• [EXERCISE INSTRUCTIONS]
What is needed is an exact copy of all the records below.

Data about app and page elements:
********
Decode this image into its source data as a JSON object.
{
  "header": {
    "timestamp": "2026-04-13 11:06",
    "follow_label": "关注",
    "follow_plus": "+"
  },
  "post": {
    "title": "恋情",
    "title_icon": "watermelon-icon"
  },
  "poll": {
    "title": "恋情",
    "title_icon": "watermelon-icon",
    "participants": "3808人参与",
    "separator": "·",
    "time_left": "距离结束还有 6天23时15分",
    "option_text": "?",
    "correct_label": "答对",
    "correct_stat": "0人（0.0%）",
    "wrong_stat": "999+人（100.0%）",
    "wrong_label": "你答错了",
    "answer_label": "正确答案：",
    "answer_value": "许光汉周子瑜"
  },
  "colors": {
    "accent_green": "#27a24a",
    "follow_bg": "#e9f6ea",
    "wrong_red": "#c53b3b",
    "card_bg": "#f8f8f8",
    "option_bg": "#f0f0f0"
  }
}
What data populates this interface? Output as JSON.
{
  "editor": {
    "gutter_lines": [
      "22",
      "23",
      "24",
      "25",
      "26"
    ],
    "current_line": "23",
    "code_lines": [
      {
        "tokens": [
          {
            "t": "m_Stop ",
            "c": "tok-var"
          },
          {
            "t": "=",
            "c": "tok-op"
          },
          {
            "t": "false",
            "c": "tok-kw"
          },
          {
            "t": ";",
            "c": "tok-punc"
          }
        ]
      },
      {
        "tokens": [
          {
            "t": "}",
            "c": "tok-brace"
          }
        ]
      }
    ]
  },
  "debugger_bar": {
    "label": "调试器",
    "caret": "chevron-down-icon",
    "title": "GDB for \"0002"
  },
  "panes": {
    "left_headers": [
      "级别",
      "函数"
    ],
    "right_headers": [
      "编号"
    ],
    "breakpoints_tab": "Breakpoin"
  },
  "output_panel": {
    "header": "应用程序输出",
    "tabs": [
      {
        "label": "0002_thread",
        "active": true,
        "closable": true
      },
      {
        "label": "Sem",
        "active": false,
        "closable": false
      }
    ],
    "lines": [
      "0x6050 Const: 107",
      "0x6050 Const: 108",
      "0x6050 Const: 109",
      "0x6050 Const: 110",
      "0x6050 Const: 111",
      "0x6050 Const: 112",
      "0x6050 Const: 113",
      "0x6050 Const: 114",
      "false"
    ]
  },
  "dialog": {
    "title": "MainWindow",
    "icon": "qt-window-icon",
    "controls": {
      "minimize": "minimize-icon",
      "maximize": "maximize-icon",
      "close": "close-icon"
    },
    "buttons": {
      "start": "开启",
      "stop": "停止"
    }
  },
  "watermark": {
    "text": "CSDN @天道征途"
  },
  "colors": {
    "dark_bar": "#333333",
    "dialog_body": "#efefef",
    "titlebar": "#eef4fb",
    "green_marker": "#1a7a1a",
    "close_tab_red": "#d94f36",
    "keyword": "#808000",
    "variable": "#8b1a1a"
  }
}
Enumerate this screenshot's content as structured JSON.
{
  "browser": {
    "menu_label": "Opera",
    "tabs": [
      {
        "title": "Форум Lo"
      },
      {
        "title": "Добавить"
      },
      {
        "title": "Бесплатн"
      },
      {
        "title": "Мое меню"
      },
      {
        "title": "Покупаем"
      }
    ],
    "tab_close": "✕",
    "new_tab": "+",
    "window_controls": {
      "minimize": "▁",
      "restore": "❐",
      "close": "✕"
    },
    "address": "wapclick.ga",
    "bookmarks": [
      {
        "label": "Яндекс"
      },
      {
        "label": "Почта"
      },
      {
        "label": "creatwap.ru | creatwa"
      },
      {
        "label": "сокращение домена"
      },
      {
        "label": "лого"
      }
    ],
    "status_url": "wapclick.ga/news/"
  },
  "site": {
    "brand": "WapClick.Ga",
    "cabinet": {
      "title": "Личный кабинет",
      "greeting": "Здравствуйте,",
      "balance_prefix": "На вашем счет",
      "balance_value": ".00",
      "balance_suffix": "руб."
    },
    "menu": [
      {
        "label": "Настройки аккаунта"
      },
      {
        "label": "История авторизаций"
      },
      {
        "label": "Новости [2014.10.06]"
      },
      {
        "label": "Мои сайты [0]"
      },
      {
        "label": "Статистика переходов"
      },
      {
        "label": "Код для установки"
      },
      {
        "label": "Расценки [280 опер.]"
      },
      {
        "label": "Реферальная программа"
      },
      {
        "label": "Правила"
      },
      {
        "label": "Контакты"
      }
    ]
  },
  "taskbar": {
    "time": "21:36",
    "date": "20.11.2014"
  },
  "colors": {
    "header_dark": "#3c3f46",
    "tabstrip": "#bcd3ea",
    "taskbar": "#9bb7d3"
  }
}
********
• [FINISHED TASK]
Decode this image into its source data as a JSON object.
{
  "header": {
    "timestamp": "2026-04-13 11:06",
    "follow_label": "关注",
    "follow_plus": "+"
  },
  "post": {
    "title": "恋情",
    "title_icon": "watermelon-icon"
  },
  "poll": {
    "title": "恋情",
    "title_icon": "watermelon-icon",
    "participants": "3808人参与",
    "separator": "·",
    "time_left": "距离结束还有 6天23时15分",
    "option_text": "?",
    "correct_label": "答对",
    "correct_stat": "0人（0.0%）",
    "wrong_stat": "999+人（100.0%）",
    "wrong_label": "你答错了",
    "answer_label": "正确答案：",
    "answer_value": "许光汉周子瑜"
  },
  "colors": {
    "accent_green": "#27a24a",
    "follow_bg": "#e9f6ea",
    "wrong_red": "#c53b3b",
    "card_bg": "#f8f8f8",
    "option_bg": "#f0f0f0"
  }
}
What data populates this interface? Output as JSON.
{
  "editor": {
    "gutter_lines": [
      "22",
      "23",
      "24",
      "25",
      "26"
    ],
    "current_line": "23",
    "code_lines": [
      {
        "tokens": [
          {
            "t": "m_Stop ",
            "c": "tok-var"
          },
          {
            "t": "=",
            "c": "tok-op"
          },
          {
            "t": "false",
            "c": "tok-kw"
          },
          {
            "t": ";",
            "c": "tok-punc"
          }
        ]
      },
      {
        "tokens": [
          {
            "t": "}",
            "c": "tok-brace"
          }
        ]
      }
    ]
  },
  "debugger_bar": {
    "label": "调试器",
    "caret": "chevron-down-icon",
    "title": "GDB for \"0002"
  },
  "panes": {
    "left_headers": [
      "级别",
      "函数"
    ],
    "right_headers": [
      "编号"
    ],
    "breakpoints_tab": "Breakpoin"
  },
  "output_panel": {
    "header": "应用程序输出",
    "tabs": [
      {
        "label": "0002_thread",
        "active": true,
        "closable": true
      },
      {
        "label": "Sem",
        "active": false,
        "closable": false
      }
    ],
    "lines": [
      "0x6050 Const: 107",
      "0x6050 Const: 108",
      "0x6050 Const: 109",
      "0x6050 Const: 110",
      "0x6050 Const: 111",
      "0x6050 Const: 112",
      "0x6050 Const: 113",
      "0x6050 Const: 114",
      "false"
    ]
  },
  "dialog": {
    "title": "MainWindow",
    "icon": "qt-window-icon",
    "controls": {
      "minimize": "minimize-icon",
      "maximize": "maximize-icon",
      "close": "close-icon"
    },
    "buttons": {
      "start": "开启",
      "stop": "停止"
    }
  },
  "watermark": {
    "text": "CSDN @天道征途"
  },
  "colors": {
    "dark_bar": "#333333",
    "dialog_body": "#efefef",
    "titlebar": "#eef4fb",
    "green_marker": "#1a7a1a",
    "close_tab_red": "#d94f36",
    "keyword": "#808000",
    "variable": "#8b1a1a"
  }
}
Enumerate this screenshot's content as structured JSON.
{
  "browser": {
    "menu_label": "Opera",
    "tabs": [
      {
        "title": "Форум Lo"
      },
      {
        "title": "Добавить"
      },
      {
        "title": "Бесплатн"
      },
      {
        "title": "Мое меню"
      },
      {
        "title": "Покупаем"
      }
    ],
    "tab_close": "✕",
    "new_tab": "+",
    "window_controls": {
      "minimize": "▁",
      "restore": "❐",
      "close": "✕"
    },
    "address": "wapclick.ga",
    "bookmarks": [
      {
        "label": "Яндекс"
      },
      {
        "label": "Почта"
      },
      {
        "label": "creatwap.ru | creatwa"
      },
      {
        "label": "сокращение домена"
      },
      {
        "label": "лого"
      }
    ],
    "status_url": "wapclick.ga/news/"
  },
  "site": {
    "brand": "WapClick.Ga",
    "cabinet": {
      "title": "Личный кабинет",
      "greeting": "Здравствуйте,",
      "balance_prefix": "На вашем счет",
      "balance_value": ".00",
      "balance_suffix": "руб."
    },
    "menu": [
      {
        "label": "Настройки аккаунта"
      },
      {
        "label": "История авторизаций"
      },
      {
        "label": "Новости [2014.10.06]"
      },
      {
        "label": "Мои сайты [0]"
      },
      {
        "label": "Статистика переходов"
      },
      {
        "label": "Код для установки"
      },
      {
        "label": "Расценки [280 опер.]"
      },
      {
        "label": "Реферальная программа"
      },
      {
        "label": "Правила"
      },
      {
        "label": "Контакты"
      }
    ]
  },
  "taskbar": {
    "time": "21:36",
    "date": "20.11.2014"
  },
  "colors": {
    "header_dark": "#3c3f46",
    "tabstrip": "#bcd3ea",
    "taskbar": "#9bb7d3"
  }
}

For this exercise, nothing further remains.